Work order: Please return every line in the following data that includes the string "reading".

Excerpted records:

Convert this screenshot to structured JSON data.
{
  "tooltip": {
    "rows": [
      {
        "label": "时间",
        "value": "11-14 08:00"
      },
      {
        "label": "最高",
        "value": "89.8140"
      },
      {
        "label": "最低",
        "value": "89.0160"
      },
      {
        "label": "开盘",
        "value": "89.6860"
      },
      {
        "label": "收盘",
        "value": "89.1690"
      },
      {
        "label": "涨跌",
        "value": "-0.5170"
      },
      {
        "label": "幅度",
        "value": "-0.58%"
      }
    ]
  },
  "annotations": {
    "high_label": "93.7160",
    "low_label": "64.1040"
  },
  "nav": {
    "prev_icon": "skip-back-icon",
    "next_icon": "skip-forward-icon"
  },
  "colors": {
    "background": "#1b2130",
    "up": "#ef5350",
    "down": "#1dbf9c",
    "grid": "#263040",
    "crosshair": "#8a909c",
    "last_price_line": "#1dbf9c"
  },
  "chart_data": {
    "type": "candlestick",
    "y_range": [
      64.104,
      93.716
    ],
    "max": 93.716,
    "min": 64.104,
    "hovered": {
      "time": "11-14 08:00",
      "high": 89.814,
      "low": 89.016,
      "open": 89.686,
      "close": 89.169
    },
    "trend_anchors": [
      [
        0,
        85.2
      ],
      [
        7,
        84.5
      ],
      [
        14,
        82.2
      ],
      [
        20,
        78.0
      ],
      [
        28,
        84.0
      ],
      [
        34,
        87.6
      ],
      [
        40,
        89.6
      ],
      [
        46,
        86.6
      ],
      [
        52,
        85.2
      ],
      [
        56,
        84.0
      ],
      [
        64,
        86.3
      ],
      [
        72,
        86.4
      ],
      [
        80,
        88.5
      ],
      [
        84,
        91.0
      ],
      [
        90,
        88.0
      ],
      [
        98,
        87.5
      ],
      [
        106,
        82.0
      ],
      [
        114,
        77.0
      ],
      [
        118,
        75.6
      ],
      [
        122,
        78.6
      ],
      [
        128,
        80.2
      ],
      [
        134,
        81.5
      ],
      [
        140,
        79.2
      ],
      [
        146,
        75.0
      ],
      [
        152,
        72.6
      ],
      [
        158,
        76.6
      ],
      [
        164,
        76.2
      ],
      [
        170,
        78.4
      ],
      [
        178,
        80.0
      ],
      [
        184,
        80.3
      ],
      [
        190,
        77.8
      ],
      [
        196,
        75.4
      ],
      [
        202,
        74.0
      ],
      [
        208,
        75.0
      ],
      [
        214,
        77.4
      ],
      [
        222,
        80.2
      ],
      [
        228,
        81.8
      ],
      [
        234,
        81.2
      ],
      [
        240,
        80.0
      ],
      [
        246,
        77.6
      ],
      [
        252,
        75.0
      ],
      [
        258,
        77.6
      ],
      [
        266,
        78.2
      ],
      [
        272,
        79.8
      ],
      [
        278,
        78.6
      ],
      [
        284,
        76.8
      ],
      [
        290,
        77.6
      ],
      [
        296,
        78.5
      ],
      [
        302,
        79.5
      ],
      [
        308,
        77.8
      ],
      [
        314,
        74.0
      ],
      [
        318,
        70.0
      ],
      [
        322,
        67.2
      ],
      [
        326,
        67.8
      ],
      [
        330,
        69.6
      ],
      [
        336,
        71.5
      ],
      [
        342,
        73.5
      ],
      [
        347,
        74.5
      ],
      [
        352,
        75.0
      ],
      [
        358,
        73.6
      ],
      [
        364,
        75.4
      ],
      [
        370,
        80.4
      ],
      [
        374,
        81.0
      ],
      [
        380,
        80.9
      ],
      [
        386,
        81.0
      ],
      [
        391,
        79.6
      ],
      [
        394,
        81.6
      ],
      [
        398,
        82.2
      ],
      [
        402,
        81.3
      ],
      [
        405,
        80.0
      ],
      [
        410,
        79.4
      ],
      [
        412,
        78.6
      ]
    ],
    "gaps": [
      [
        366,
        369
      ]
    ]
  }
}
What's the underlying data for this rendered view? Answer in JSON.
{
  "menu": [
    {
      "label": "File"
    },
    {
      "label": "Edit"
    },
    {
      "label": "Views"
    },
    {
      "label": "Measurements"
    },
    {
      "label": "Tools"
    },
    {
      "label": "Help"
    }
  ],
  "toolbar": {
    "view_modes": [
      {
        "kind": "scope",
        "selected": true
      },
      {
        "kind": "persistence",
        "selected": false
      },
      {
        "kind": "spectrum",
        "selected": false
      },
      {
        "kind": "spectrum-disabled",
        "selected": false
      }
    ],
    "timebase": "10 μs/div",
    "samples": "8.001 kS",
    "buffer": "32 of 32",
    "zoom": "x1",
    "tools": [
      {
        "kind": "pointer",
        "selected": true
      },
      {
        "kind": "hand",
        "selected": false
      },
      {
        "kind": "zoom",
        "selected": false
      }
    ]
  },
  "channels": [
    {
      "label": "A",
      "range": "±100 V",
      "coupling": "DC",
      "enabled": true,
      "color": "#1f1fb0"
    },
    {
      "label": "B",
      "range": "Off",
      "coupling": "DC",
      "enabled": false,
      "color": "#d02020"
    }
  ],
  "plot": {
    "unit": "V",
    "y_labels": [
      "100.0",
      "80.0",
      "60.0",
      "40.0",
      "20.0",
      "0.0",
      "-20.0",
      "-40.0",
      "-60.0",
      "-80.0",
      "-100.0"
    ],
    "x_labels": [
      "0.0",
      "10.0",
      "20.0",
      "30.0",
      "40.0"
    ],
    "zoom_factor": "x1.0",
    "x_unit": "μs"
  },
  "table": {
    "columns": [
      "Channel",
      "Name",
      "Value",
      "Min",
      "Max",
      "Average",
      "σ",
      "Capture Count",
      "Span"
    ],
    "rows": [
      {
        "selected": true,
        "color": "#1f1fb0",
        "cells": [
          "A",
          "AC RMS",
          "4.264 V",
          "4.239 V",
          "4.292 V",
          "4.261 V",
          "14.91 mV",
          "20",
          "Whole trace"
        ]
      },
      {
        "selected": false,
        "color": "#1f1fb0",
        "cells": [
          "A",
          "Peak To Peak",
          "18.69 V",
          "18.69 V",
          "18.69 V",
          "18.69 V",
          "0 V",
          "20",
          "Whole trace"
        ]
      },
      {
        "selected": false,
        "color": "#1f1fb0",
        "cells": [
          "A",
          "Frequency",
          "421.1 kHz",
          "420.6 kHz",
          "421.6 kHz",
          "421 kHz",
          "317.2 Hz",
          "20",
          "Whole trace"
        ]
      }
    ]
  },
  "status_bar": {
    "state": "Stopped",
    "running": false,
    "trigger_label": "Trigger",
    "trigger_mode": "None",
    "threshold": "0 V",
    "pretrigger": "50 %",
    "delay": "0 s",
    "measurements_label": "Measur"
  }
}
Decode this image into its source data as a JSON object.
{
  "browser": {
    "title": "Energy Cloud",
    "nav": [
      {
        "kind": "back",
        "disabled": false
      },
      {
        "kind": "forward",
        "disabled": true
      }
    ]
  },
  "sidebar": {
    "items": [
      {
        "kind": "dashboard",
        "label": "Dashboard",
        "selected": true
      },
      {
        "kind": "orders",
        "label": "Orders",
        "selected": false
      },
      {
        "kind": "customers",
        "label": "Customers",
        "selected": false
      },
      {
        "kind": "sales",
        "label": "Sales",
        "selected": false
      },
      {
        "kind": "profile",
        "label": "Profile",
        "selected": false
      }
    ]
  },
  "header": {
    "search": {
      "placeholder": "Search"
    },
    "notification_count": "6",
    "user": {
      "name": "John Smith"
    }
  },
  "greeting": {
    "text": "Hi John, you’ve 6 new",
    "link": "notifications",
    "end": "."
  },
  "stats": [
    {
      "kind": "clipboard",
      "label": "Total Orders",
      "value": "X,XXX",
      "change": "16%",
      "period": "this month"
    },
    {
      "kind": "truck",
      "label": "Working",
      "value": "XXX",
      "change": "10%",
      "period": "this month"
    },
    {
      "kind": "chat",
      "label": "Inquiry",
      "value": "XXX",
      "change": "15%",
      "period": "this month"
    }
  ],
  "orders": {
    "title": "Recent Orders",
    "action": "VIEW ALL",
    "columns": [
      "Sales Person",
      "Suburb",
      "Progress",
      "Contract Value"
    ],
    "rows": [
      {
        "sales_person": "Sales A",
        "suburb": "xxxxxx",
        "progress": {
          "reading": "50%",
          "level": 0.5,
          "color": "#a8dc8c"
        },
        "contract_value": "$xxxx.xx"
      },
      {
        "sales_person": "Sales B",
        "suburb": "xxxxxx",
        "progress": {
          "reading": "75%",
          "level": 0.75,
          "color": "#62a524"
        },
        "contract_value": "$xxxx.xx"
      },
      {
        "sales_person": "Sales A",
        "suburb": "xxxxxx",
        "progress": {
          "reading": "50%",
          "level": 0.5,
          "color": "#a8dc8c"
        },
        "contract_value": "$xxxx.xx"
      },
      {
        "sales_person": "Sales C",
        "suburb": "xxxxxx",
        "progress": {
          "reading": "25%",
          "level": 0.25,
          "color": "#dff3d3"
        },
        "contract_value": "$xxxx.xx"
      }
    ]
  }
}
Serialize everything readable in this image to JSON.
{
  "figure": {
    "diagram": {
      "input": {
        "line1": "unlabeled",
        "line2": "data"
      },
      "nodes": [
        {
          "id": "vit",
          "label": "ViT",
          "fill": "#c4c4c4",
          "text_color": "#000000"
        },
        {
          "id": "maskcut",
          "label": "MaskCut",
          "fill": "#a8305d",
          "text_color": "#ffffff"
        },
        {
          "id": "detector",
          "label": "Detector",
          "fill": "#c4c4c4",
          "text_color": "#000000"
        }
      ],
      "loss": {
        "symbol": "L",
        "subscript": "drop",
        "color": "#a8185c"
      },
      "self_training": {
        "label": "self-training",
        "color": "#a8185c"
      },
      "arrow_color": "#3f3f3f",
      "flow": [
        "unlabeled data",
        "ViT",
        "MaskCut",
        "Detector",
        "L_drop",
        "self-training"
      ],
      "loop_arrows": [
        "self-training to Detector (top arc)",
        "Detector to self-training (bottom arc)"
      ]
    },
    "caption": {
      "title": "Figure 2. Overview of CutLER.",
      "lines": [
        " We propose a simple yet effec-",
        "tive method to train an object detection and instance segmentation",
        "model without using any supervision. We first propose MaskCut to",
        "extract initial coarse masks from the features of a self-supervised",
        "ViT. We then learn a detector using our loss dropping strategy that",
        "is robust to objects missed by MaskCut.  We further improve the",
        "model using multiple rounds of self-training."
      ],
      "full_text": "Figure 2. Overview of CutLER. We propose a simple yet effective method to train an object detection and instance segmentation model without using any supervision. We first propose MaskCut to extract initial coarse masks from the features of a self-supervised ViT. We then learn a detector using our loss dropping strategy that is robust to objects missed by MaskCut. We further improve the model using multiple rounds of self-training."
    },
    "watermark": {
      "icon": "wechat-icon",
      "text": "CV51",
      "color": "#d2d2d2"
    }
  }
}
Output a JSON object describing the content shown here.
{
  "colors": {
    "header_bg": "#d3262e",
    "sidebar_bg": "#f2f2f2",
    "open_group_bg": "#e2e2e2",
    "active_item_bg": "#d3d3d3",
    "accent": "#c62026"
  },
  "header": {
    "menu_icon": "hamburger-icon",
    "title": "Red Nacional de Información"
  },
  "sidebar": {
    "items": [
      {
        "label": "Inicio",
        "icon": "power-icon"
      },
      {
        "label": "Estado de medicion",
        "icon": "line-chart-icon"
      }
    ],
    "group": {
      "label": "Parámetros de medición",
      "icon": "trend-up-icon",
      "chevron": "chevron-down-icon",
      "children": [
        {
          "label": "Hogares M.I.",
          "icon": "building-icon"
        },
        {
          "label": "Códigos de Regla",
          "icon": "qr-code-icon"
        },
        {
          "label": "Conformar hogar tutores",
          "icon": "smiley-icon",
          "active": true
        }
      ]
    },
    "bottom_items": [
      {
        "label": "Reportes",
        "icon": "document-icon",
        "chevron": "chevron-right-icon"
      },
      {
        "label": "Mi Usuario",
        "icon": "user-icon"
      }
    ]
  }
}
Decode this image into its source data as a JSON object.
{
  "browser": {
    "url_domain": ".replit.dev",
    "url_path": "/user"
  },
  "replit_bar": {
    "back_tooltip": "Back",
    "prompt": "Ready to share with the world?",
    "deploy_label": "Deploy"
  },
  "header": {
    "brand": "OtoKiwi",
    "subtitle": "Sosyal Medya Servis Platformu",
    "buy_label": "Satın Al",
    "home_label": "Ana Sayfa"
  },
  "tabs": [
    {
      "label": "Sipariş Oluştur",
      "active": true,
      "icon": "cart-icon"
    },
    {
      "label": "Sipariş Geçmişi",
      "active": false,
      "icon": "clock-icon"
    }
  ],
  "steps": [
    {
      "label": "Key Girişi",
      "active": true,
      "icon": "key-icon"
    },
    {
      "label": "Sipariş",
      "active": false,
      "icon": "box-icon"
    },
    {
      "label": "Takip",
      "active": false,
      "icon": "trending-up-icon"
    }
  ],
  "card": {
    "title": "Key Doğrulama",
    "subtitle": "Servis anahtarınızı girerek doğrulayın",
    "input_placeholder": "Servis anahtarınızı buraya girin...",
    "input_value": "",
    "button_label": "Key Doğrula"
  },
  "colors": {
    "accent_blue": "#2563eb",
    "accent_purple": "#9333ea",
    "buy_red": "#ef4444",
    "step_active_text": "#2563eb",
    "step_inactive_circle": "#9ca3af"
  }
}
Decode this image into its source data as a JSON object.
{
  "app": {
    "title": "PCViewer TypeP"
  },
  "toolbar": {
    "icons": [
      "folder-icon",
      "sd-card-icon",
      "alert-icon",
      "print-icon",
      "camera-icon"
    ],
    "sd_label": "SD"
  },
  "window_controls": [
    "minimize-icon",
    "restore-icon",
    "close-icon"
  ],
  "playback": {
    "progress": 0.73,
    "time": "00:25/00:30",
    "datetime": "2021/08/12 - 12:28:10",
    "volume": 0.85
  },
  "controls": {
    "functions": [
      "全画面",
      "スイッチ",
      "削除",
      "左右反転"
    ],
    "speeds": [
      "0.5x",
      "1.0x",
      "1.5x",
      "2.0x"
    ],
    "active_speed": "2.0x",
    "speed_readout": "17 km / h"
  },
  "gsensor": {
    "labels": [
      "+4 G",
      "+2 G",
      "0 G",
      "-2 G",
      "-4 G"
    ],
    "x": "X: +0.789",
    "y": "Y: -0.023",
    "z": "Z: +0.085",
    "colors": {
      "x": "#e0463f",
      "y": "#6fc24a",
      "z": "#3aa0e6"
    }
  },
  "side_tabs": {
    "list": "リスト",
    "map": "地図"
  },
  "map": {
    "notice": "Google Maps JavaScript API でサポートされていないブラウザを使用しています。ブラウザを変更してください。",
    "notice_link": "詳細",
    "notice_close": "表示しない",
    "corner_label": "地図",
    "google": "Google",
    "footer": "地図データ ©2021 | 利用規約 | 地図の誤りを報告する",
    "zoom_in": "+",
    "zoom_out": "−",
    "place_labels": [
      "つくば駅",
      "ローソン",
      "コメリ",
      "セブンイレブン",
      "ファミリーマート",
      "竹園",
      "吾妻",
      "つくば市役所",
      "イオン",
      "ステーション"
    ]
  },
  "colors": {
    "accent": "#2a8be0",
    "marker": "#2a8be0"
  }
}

Reply:
          "reading": "50%",
          "reading": "75%",
          "reading": "50%",
          "reading": "25%",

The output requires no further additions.